Local shops feel pinch of Thai coup
Bangkok, September 24:
Just days after the Thai military seized power in Bangkok, the city was back in business and stores were full of shoppers.
But shopkeepers say few people are buying, and analysts warn that consumer spending could dip as Thais put off major purchases until it’s clear what kind of government the junta plans to install.
“We normally enjoy heavy sales during the weekend, but today it is pretty quiet. The coup possibly caused locals, who make up 40 per cent of our clients, not to be in the mood for shopping,” said a saleswoman at Le Gourmet, which sells imported wines and teas.
She estimated that sales were down about 50 per cent compared to a normal weekend at her store in Siam Paragon, the country’s biggest and glitziest shopping mall.
Nearby the mall, military trucks with armed soldiers have been on guard since the coup ousted prime minister Thaksin Shinawatra late Tuesday.
The soldiers say they have been welcomed by the people.
“Both Thais and foreigners come to take pictures with us and give us food,” said one soldier.
Still, the picture of soldiers and armored vehicles on the streets might dent buying sentiment, especially when it comes to big-ticket items like cars, houses and durable goods.
The coup has already rattled investors, with stocks closing at a two-month low Friday and tipped to drop further next week.
“Consumers were already hit by oil prices and high interest rates. Now they are likely to

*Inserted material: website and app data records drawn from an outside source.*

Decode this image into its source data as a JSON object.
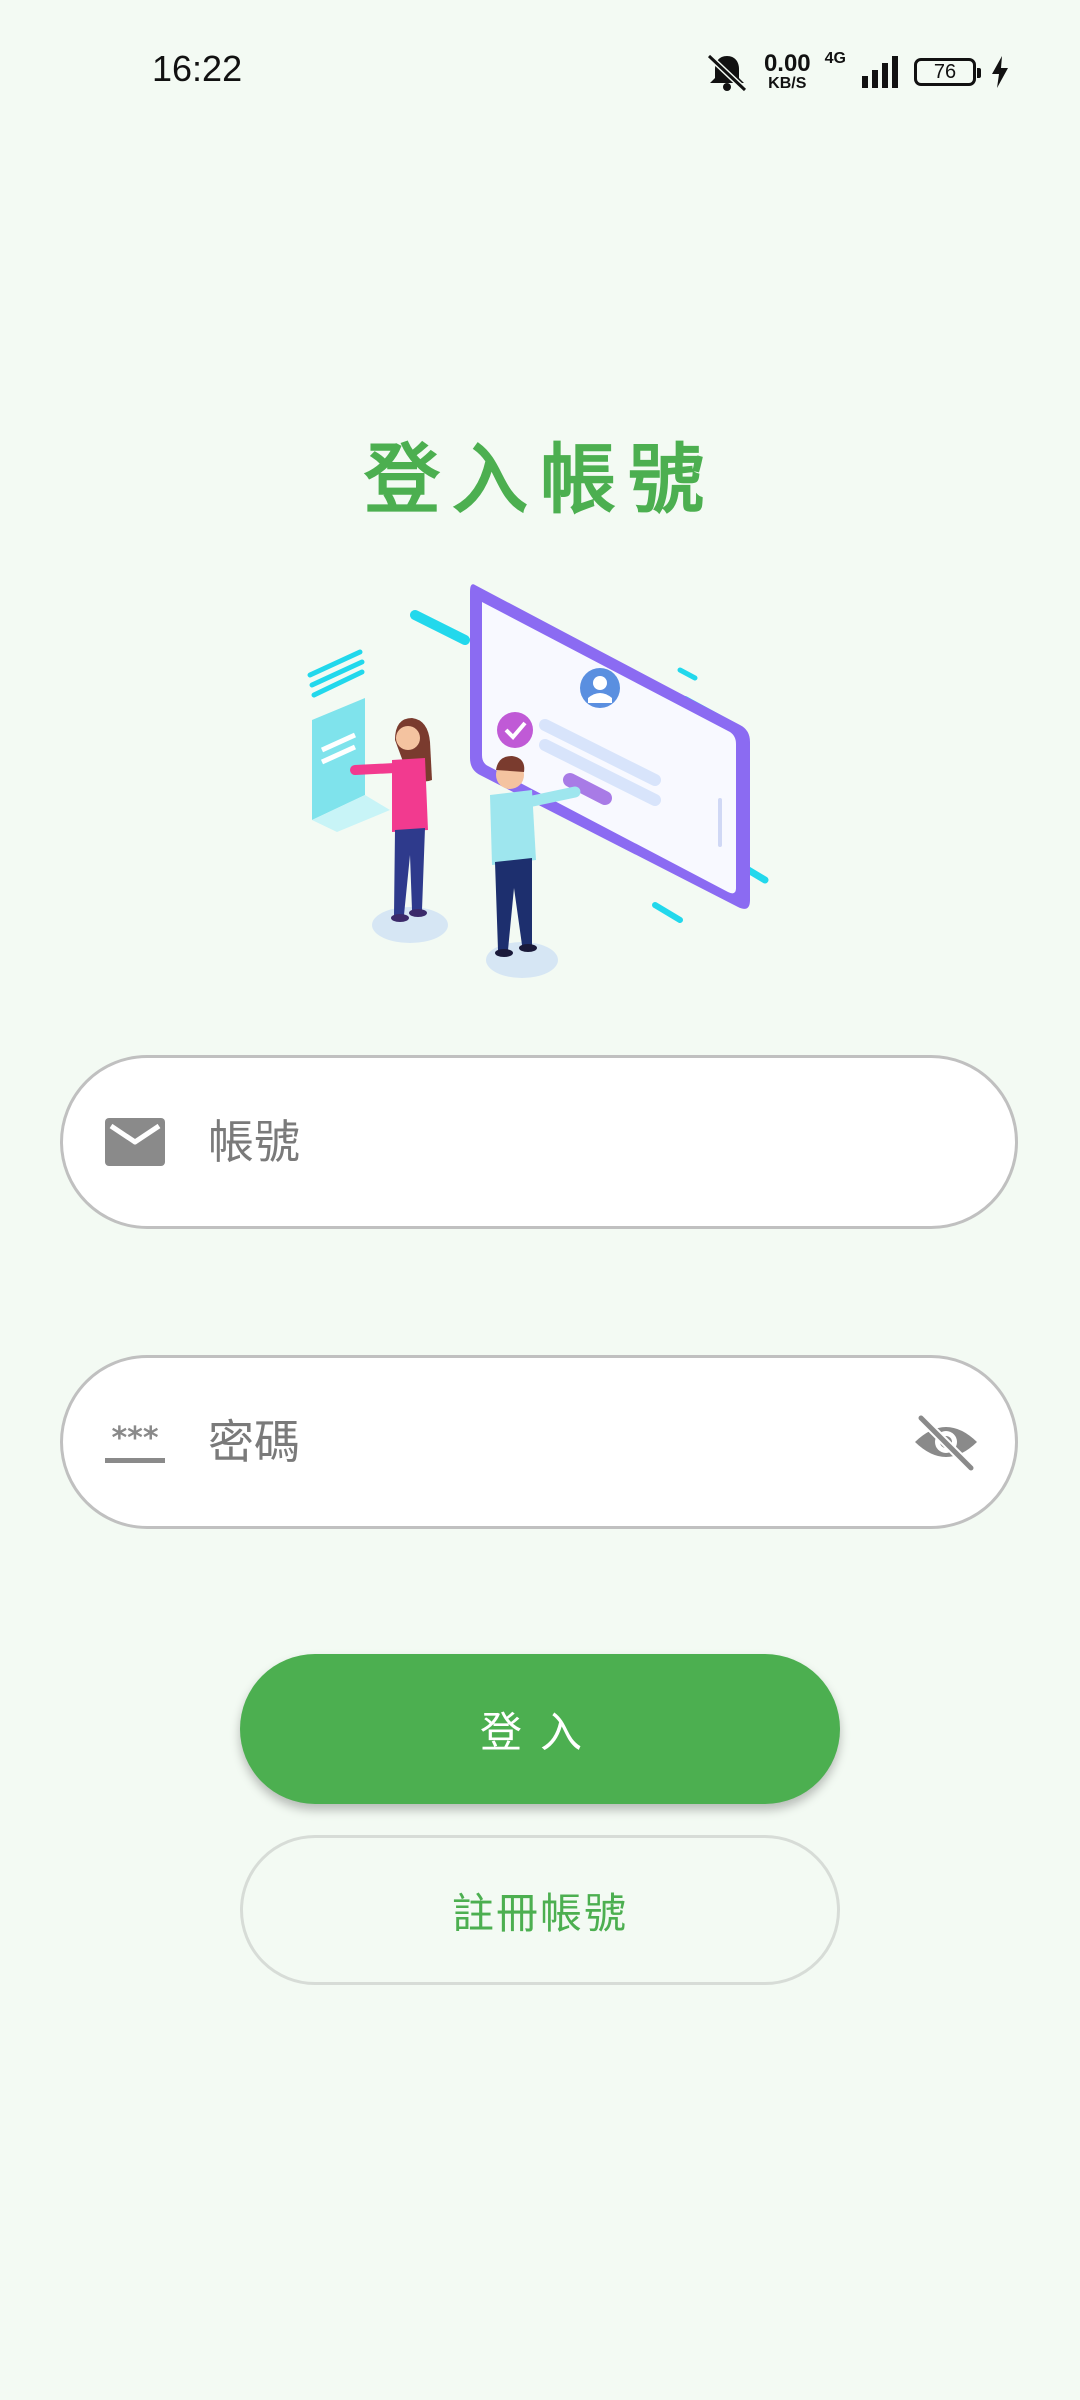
{
  "status_bar": {
    "time": "16:22",
    "net_speed": "0.00",
    "net_speed_unit": "KB/S",
    "network_type": "4G",
    "battery_level": "76",
    "icons": [
      "mute-bell-icon",
      "signal-icon",
      "battery-icon",
      "charging-bolt-icon"
    ]
  },
  "login": {
    "title": "登入帳號",
    "account_placeholder": "帳號",
    "account_value": "",
    "password_placeholder": "密碼",
    "password_value": "",
    "account_icon": "mail-icon",
    "password_icon": "password-stars-icon",
    "visibility_icon": "eye-off-icon",
    "login_button": "登入",
    "register_button": "註冊帳號"
  },
  "colors": {
    "accent": "#4caf50",
    "background": "#f3faf3",
    "field_border": "#c0c0c0",
    "icon_gray": "#8a8a8a"
  }
}
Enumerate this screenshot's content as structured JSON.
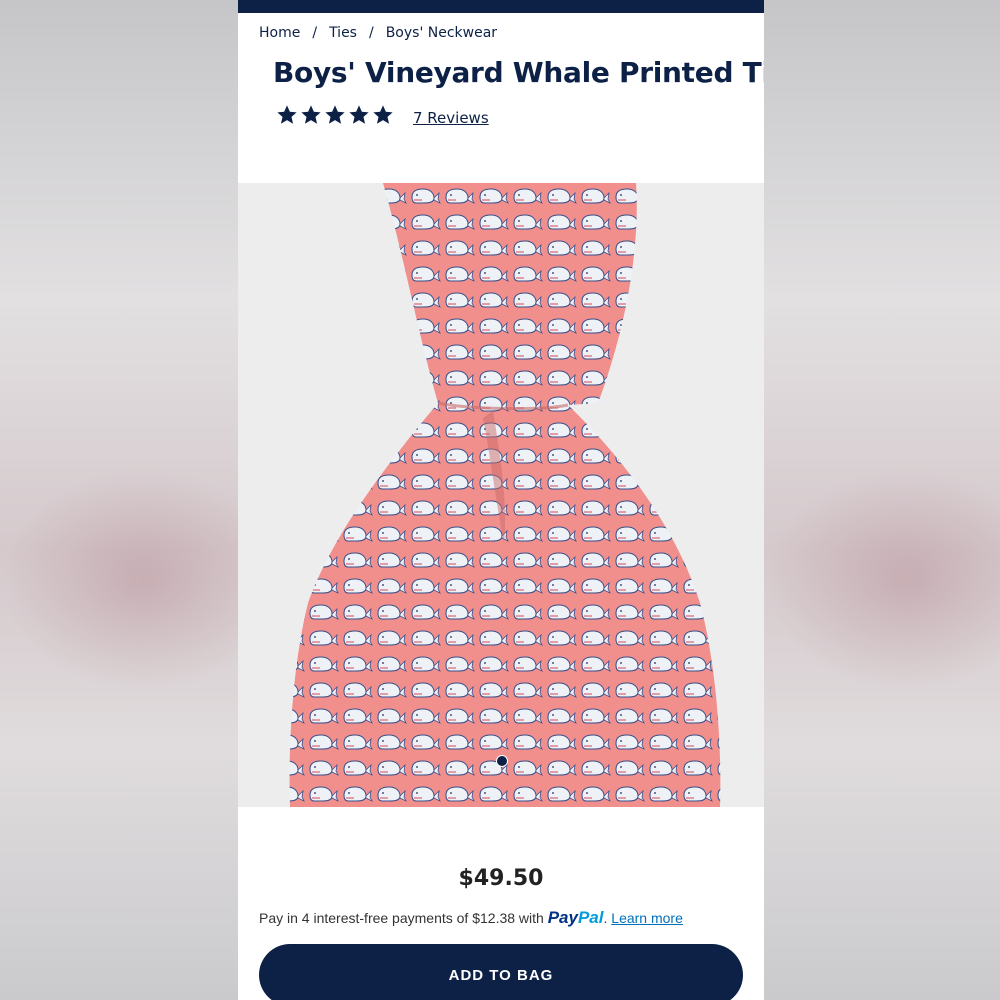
{
  "breadcrumb": {
    "items": [
      "Home",
      "Ties",
      "Boys' Neckwear"
    ],
    "separator": "/"
  },
  "product": {
    "title": "Boys' Vineyard Whale Printed Tie",
    "rating": {
      "stars": 5,
      "max": 5,
      "reviews_label": "7 Reviews"
    },
    "image": {
      "icon": "whale-print-tie-image"
    },
    "gallery": {
      "current": 1
    },
    "price": "$49.50",
    "paypal": {
      "prefix": "Pay in 4 interest-free payments of $12.38 with",
      "logo_pay": "Pay",
      "logo_pal": "Pal",
      "suffix": ".",
      "learn_more": "Learn more"
    },
    "add_to_bag_label": "ADD TO BAG"
  },
  "colors": {
    "navy": "#0c2145",
    "tie_pink": "#f08f8c",
    "paypal_blue": "#003087",
    "paypal_light": "#009cde"
  }
}
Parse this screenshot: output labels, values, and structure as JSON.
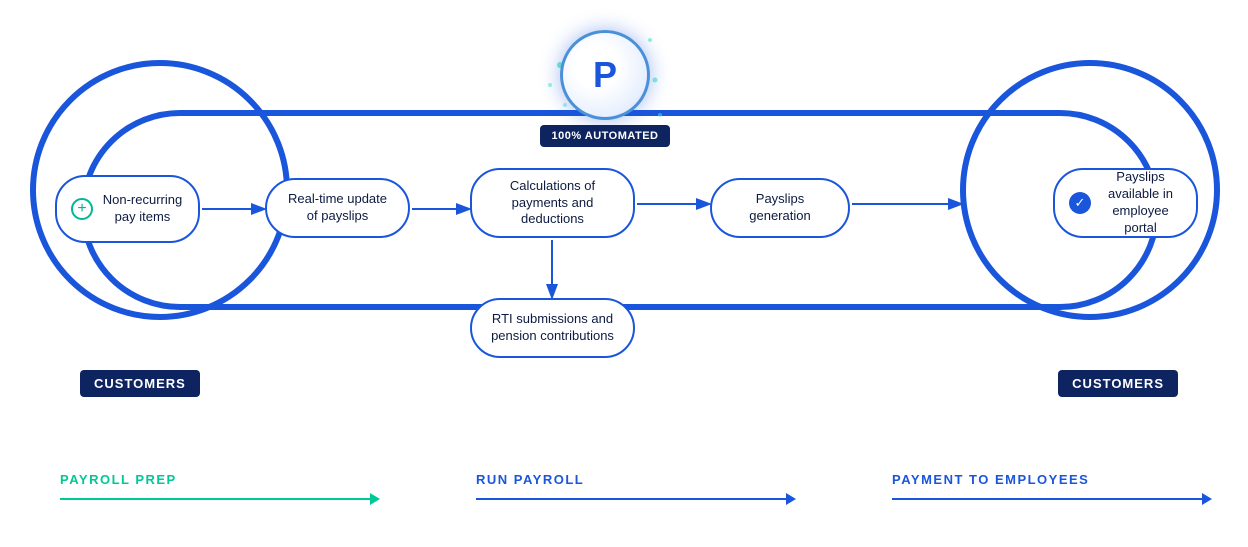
{
  "diagram": {
    "logo_letter": "P",
    "automated_badge": "100% AUTOMATED",
    "nodes": [
      {
        "id": "node-1",
        "text": "Non-recurring pay items",
        "icon": "plus"
      },
      {
        "id": "node-2",
        "text": "Real-time update of payslips",
        "icon": null
      },
      {
        "id": "node-3",
        "text": "Calculations of payments and deductions",
        "icon": null
      },
      {
        "id": "node-4",
        "text": "RTI submissions and pension contributions",
        "icon": null
      },
      {
        "id": "node-5",
        "text": "Payslips generation",
        "icon": null
      },
      {
        "id": "node-6",
        "text": "Payslips available in employee portal",
        "icon": "check"
      }
    ],
    "customers_left": "CUSTOMERS",
    "customers_right": "CUSTOMERS"
  },
  "phases": [
    {
      "id": "payroll-prep",
      "title": "PAYROLL PREP",
      "color": "teal"
    },
    {
      "id": "run-payroll",
      "title": "RUN PAYROLL",
      "color": "blue"
    },
    {
      "id": "payment-to-employees",
      "title": "PAYMENT TO EMPLOYEES",
      "color": "blue"
    }
  ]
}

put off some spending because they are not quite confident about the next development,” Suthiphan Chirathivat, economics professor at Chulalongkorn University, told AFP.